It is hard to imagine the last home of Sir Winston Churchill or Lloyd George or even Joseph Chamberlain being left so vulnerable and neglected.

George Cadbury bought Northfield Manor House in 1890 and the Cadbury family moved there from their home, Woodbrooke, on the Bristol Road in Bournville in 1894. They lived there together until George’s death at the house in 1922. Elizabeth continued to reside there until her own death in 1951.

Northfield Manor House was then bequeathed to the University of Birmingham in 1953 by the Cadbury family.

On acquisition by the University, the property was renamed The Manor House and converted for use from 1958 as a hall of residence. Additional wings have since been added. Its use as a hall of residence ceased in 2007, apparently because of prohibitive costs of bringing the property up to current health and safety standards.
It was then shamefully abandoned by the University allowing it to slowly fall into disrepute.

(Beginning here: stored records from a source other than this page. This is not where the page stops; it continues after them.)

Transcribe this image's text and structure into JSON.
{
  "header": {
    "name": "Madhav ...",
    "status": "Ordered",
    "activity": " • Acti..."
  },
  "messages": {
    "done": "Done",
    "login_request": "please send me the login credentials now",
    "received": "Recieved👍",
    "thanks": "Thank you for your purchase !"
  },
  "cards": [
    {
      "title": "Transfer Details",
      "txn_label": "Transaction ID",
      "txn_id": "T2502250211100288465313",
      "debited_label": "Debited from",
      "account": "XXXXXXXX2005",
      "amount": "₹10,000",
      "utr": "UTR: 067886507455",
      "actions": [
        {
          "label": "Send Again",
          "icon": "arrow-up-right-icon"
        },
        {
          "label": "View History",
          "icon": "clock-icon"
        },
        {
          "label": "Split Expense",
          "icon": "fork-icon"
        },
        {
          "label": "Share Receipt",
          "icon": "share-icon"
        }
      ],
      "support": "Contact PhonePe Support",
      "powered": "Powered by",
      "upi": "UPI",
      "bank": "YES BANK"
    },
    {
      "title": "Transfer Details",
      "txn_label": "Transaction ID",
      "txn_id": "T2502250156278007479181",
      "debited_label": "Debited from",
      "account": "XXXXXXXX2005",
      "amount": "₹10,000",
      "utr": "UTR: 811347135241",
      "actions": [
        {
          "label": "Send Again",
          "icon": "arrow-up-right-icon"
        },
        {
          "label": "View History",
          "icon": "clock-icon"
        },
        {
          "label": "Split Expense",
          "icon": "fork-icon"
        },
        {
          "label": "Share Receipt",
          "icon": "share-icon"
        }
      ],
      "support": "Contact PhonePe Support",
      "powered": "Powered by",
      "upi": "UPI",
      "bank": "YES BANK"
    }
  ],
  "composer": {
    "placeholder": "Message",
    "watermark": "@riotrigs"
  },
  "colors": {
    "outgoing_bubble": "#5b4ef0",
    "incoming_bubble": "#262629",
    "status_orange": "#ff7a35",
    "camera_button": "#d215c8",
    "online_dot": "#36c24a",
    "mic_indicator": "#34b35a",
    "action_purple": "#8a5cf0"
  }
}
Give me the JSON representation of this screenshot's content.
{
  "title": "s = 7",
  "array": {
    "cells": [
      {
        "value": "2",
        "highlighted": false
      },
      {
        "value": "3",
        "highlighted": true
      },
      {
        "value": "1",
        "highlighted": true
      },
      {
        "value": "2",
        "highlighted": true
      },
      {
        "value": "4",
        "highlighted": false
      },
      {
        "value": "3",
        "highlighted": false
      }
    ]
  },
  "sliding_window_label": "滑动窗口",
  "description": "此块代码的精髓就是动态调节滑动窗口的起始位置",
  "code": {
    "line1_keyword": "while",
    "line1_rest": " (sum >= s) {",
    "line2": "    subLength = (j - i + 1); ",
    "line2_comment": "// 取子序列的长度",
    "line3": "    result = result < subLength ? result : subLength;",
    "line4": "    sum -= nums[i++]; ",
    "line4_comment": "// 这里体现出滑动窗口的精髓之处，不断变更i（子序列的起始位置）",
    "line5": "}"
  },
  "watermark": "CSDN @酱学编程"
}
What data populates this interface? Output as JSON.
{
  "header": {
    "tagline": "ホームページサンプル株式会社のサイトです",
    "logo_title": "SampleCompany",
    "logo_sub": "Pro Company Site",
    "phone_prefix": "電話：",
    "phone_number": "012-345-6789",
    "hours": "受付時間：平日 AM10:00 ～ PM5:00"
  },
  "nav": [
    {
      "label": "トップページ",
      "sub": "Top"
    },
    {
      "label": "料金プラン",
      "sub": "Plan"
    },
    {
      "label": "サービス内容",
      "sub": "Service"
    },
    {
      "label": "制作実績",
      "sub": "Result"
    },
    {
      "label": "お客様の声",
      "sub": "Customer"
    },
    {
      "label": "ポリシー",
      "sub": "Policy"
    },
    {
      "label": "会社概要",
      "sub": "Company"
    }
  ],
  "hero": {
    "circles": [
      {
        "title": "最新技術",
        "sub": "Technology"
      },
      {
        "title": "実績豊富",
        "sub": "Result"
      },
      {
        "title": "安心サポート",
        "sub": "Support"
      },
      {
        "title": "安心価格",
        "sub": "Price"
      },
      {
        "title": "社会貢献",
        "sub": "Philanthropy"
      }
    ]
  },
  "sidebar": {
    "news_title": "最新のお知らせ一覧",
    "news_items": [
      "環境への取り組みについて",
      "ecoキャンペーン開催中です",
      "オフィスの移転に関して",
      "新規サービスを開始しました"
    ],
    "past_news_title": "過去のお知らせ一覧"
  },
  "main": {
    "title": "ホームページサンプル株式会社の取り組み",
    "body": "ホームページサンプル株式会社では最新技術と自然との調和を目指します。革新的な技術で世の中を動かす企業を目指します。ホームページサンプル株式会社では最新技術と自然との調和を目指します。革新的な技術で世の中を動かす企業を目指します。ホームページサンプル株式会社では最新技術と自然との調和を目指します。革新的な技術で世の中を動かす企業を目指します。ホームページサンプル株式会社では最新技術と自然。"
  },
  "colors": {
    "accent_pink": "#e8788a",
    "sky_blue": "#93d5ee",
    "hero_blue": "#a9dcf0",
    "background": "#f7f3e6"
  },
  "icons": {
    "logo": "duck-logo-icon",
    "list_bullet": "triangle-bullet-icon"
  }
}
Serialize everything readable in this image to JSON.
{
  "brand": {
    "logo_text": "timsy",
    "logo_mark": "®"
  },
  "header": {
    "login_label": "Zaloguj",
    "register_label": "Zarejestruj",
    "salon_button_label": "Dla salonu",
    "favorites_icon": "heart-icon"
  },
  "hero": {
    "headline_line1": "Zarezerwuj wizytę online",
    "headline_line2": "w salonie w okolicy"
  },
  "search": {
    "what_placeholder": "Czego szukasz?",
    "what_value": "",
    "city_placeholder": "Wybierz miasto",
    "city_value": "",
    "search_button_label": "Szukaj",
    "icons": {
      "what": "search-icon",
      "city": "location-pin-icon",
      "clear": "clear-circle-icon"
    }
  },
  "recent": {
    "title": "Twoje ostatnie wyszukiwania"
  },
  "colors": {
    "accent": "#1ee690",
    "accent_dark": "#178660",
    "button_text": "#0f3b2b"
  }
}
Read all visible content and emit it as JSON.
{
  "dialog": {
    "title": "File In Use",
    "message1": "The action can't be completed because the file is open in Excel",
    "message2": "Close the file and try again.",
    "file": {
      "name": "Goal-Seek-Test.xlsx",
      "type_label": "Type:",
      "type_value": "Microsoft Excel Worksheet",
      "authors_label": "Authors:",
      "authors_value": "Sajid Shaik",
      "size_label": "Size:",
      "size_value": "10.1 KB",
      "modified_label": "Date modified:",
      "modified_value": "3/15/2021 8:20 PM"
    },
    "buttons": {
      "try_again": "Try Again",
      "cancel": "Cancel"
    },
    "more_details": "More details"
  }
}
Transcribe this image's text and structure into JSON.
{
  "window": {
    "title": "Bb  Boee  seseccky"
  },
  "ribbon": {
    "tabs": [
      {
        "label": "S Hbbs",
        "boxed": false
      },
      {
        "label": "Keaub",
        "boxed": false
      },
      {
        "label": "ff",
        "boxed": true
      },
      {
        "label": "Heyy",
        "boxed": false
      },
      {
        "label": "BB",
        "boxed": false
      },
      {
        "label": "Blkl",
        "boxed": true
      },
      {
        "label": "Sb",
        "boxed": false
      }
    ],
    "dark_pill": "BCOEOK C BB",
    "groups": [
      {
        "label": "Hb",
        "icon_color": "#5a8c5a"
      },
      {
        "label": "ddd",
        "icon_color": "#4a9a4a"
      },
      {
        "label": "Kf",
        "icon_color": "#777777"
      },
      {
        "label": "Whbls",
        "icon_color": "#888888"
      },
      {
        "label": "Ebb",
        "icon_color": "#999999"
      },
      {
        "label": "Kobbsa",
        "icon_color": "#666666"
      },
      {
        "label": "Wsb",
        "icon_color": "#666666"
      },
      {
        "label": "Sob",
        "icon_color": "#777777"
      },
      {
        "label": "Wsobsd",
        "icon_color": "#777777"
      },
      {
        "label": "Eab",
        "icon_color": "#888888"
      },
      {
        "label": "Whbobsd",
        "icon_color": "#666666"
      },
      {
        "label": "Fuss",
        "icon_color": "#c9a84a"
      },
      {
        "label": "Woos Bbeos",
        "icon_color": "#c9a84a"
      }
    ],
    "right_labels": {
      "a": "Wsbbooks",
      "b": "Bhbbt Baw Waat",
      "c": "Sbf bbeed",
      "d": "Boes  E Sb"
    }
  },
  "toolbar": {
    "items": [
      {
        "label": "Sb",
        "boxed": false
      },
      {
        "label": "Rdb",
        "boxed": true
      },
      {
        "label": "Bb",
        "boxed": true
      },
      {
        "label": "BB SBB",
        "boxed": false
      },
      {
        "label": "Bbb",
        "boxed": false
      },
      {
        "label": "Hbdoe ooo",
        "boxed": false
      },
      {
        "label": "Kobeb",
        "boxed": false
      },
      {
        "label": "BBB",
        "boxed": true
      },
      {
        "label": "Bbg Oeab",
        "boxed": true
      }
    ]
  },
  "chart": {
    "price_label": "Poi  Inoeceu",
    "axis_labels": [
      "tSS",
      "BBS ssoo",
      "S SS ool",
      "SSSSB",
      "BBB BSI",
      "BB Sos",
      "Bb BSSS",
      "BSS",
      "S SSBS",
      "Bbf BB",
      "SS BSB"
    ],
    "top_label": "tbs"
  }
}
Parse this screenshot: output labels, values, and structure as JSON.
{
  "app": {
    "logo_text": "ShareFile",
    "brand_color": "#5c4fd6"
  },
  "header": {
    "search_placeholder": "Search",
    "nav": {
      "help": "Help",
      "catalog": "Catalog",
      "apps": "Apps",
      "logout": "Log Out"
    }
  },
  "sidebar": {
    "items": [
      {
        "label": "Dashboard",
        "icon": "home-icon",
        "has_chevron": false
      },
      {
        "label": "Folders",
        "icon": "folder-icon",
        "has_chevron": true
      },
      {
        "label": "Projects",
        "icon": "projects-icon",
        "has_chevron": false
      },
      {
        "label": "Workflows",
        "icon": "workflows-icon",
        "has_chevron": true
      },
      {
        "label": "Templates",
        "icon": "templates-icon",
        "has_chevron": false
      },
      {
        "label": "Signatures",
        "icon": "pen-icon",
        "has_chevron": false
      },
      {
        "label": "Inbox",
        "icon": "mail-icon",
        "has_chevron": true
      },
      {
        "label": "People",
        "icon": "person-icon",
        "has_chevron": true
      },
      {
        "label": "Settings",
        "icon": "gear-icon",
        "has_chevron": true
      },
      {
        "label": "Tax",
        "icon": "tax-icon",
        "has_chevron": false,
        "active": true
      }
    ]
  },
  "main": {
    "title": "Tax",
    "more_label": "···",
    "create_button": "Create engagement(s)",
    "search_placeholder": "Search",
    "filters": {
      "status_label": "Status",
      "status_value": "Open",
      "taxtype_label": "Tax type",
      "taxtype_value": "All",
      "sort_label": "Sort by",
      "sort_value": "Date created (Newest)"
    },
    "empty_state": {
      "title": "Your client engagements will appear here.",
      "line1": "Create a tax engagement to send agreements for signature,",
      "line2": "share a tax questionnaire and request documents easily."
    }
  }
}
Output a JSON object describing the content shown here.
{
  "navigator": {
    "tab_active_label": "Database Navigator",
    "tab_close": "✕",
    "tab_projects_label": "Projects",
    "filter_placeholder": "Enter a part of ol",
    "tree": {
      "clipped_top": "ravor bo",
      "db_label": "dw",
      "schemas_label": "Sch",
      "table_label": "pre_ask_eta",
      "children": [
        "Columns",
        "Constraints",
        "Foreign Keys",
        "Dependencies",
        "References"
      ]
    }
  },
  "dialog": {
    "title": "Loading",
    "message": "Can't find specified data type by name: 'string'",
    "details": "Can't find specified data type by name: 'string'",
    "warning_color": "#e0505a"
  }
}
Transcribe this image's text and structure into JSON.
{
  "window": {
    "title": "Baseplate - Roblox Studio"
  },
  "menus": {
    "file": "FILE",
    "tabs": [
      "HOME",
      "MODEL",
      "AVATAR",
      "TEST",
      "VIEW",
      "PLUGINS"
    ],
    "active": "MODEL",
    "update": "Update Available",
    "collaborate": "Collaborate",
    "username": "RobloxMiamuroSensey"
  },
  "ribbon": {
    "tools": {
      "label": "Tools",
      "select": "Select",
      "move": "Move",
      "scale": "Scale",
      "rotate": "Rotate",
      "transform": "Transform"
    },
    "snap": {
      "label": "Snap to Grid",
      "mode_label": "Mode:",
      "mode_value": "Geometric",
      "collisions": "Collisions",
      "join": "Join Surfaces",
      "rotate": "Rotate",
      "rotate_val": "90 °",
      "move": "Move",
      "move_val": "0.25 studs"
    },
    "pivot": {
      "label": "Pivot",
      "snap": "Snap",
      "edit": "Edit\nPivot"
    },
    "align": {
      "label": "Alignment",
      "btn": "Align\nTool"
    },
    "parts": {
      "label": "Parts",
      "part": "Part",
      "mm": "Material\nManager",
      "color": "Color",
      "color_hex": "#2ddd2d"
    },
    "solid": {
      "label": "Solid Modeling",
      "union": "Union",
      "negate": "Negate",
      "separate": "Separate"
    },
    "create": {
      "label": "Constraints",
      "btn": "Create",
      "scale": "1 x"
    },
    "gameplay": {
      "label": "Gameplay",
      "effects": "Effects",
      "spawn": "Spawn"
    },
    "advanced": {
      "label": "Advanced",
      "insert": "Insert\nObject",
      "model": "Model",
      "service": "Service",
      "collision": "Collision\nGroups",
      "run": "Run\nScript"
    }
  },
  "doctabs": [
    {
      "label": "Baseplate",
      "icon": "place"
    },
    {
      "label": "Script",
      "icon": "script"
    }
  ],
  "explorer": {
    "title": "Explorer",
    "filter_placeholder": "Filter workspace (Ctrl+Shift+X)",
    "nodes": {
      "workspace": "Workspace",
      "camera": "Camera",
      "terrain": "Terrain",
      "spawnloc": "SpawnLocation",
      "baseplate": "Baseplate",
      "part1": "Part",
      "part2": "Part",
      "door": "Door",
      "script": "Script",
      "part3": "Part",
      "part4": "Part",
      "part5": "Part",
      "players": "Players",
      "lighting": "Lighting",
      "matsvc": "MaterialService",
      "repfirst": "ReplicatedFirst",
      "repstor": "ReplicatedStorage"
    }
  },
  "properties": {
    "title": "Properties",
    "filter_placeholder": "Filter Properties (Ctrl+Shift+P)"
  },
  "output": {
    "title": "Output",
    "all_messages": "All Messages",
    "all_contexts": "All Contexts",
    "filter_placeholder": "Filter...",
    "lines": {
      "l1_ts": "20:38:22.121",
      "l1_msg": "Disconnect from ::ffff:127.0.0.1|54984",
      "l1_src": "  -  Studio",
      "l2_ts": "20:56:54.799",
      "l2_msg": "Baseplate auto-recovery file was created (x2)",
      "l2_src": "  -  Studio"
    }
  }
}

A planning application had recently been accepted by the City Council to redeveloped the house and its surrounding grounds by Banner Homes Midlands.

Bournville Village Council bids a fond farewell
to Tessa Mitchell

July 30th, 2014

Bournville Village Council bids a fond farewell to Tessa Mitchell

At a recent meeting, members of the Bournville Village Council presented Tessa Mitchell, BVT’s Head of Community Services, with a cut glass engraved bowl as some small token of their huge appreciation for all of her wonderful community work in Bournville over the last eight years.

Tessa, standing centre, is now moving on to new challenges and all members wished her the very best for the future.